  • Provides cycling rules and etiquette

Con

  • The print could be too tiny to read

Buying Guide

You might have lost yourself in the enormous amount of cycling information and advice available. You tend to have queries such as: what book should I read to expand my knowledge of cycling? How do I learn about some cycling adventures? I don’t want to get overwhelmed by cycling terms. Here are some things to guide your search.

●     Interest

Getting your hands on the best cycling book is challenging, especially if you have no requirements. You need to have a particular subject or history of interest. This search also includes the kind of authors that tickle your fancy. Irrespective of your interests, we believe you’d be able to find a few books that spark your interest on our list.

●     Informative

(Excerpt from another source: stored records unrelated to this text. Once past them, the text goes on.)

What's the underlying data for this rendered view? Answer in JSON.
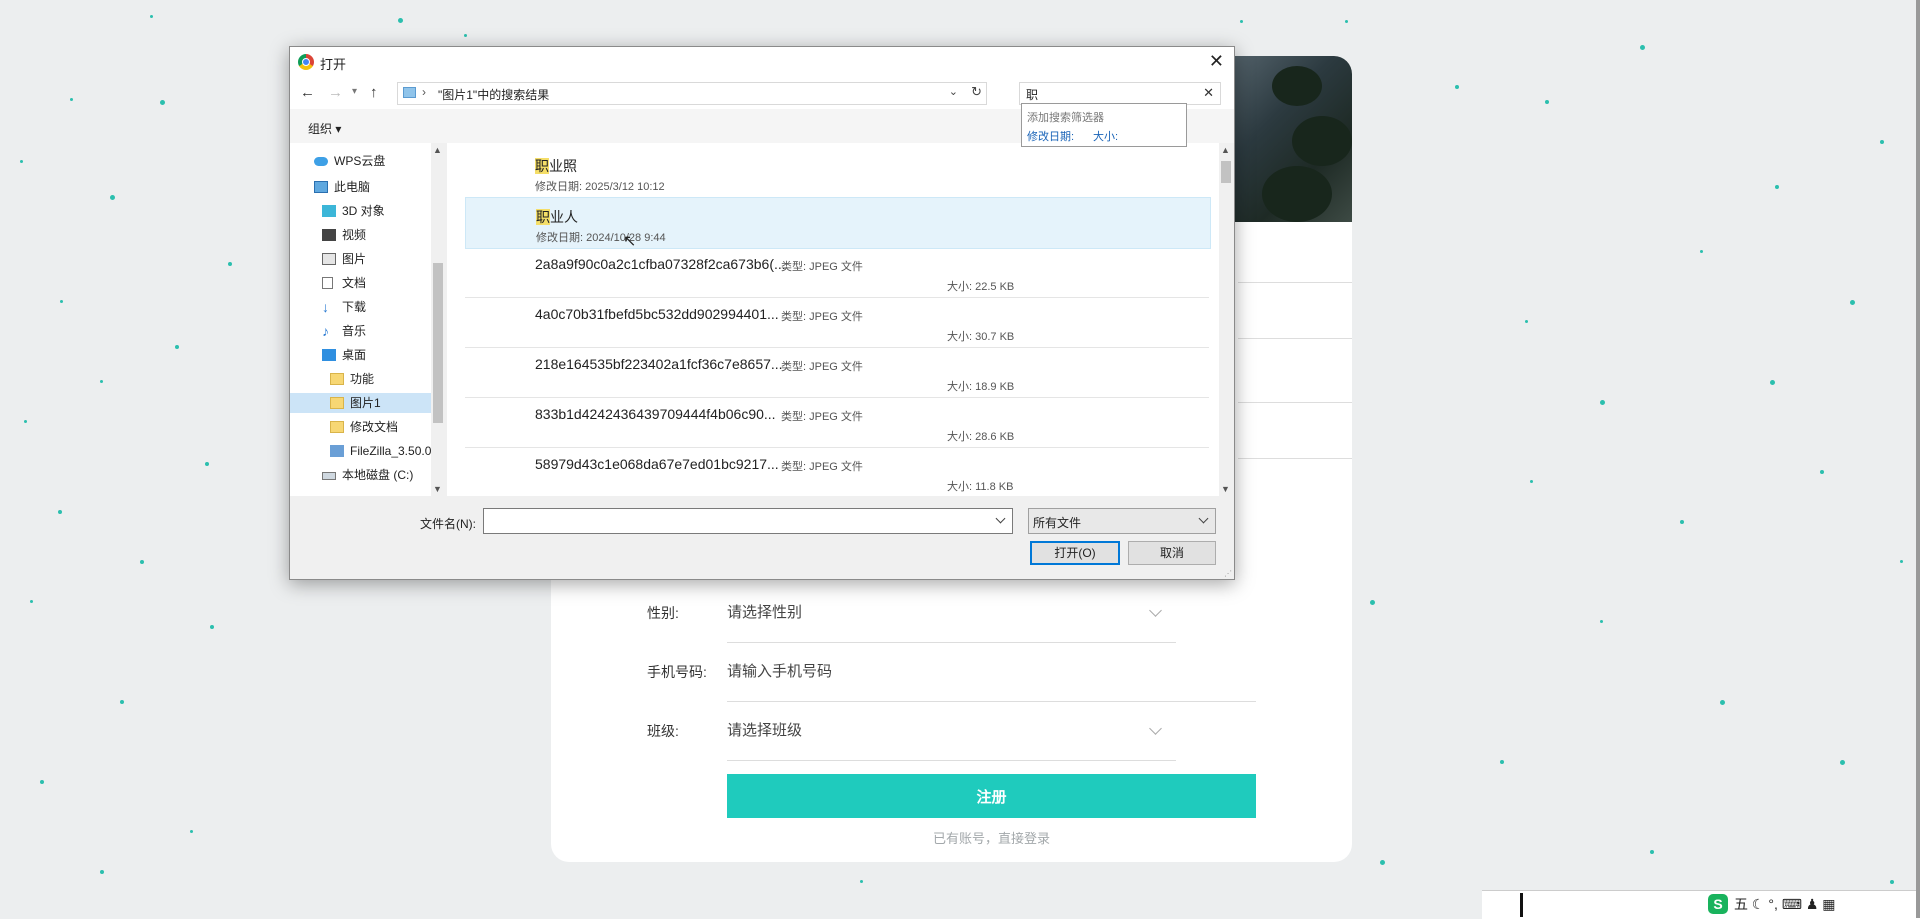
{
  "background_form": {
    "fields": [
      {
        "label": "性别:",
        "value": "请选择性别",
        "type": "select"
      },
      {
        "label": "手机号码:",
        "value": "请输入手机号码",
        "type": "input"
      },
      {
        "label": "班级:",
        "value": "请选择班级",
        "type": "select"
      }
    ],
    "register_button": "注册",
    "login_link": "已有账号，直接登录"
  },
  "dialog": {
    "title": "打开",
    "address_path": "\"图片1\"中的搜索结果",
    "search_value": "职",
    "toolbar_organize": "组织 ▾",
    "search_suggest": {
      "heading": "添加搜索筛选器",
      "filter_date": "修改日期:",
      "filter_size": "大小:"
    },
    "tree": [
      {
        "label": "WPS云盘",
        "icon": "cloud-icon"
      },
      {
        "label": "此电脑",
        "icon": "computer-icon"
      },
      {
        "label": "3D 对象",
        "icon": "cube-icon"
      },
      {
        "label": "视频",
        "icon": "video-icon"
      },
      {
        "label": "图片",
        "icon": "picture-icon"
      },
      {
        "label": "文档",
        "icon": "document-icon"
      },
      {
        "label": "下载",
        "icon": "download-icon"
      },
      {
        "label": "音乐",
        "icon": "music-icon"
      },
      {
        "label": "桌面",
        "icon": "desktop-icon"
      },
      {
        "label": "功能",
        "icon": "folder-icon"
      },
      {
        "label": "图片1",
        "icon": "folder-icon",
        "selected": true
      },
      {
        "label": "修改文档",
        "icon": "folder-icon"
      },
      {
        "label": "FileZilla_3.50.0",
        "icon": "app-icon"
      },
      {
        "label": "本地磁盘 (C:)",
        "icon": "drive-icon"
      }
    ],
    "items": [
      {
        "match": "职",
        "rest": "业照",
        "meta": "修改日期: 2025/3/12 10:12"
      },
      {
        "match": "职",
        "rest": "业人",
        "meta": "修改日期: 2024/10/28 9:44",
        "highlighted": true
      },
      {
        "name": "2a8a9f90c0a2c1cfba07328f2ca673b6(...",
        "type": "类型: JPEG 文件",
        "size": "大小: 22.5 KB"
      },
      {
        "name": "4a0c70b31fbefd5bc532dd902994401...",
        "type": "类型: JPEG 文件",
        "size": "大小: 30.7 KB"
      },
      {
        "name": "218e164535bf223402a1fcf36c7e8657...",
        "type": "类型: JPEG 文件",
        "size": "大小: 18.9 KB"
      },
      {
        "name": "833b1d4242436439709444f4b06c90...",
        "type": "类型: JPEG 文件",
        "size": "大小: 28.6 KB"
      },
      {
        "name": "58979d43c1e068da67e7ed01bc9217...",
        "type": "类型: JPEG 文件",
        "size": "大小: 11.8 KB"
      }
    ],
    "filename_label": "文件名(N):",
    "filename_value": "",
    "filetype_value": "所有文件",
    "open_button": "打开(O)",
    "cancel_button": "取消"
  },
  "ime": {
    "logo": "S",
    "mode": "五"
  },
  "colors": {
    "accent": "#1fcbbd",
    "dot": "#2bbfae",
    "match_highlight": "#f5de68",
    "selection": "#cce4f7"
  }
}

Also, you need to be sure about your present knowledge of cycling. As a beginner, for instance, you may not find a comprehensive book for professionals as interesting. Before you get to the end, you’d have lost interest. However, the book should also be able to inform or inspire you on your riding journey. Therefore, you must have a clue about your present knowledge about cycling and the subject matter that appeals to you.

●     Author’s Credibility

Anyone can write if they’ve got the time, but as a rider, you most likely want to read from someone in the field. Go for books written by riders or commentators, people with a better understanding of what the sport entails.

Conclusion

The best cycling books are not books that talk about the technological history of the bicycle. Rather, they are books that tell stories through and with the bicycle. Whether you just want to have some fun while reading about biking adventures or you’re an active follower of Tour de France, we hope our selection of our ten favourite books has inspired you to choose one and start reading!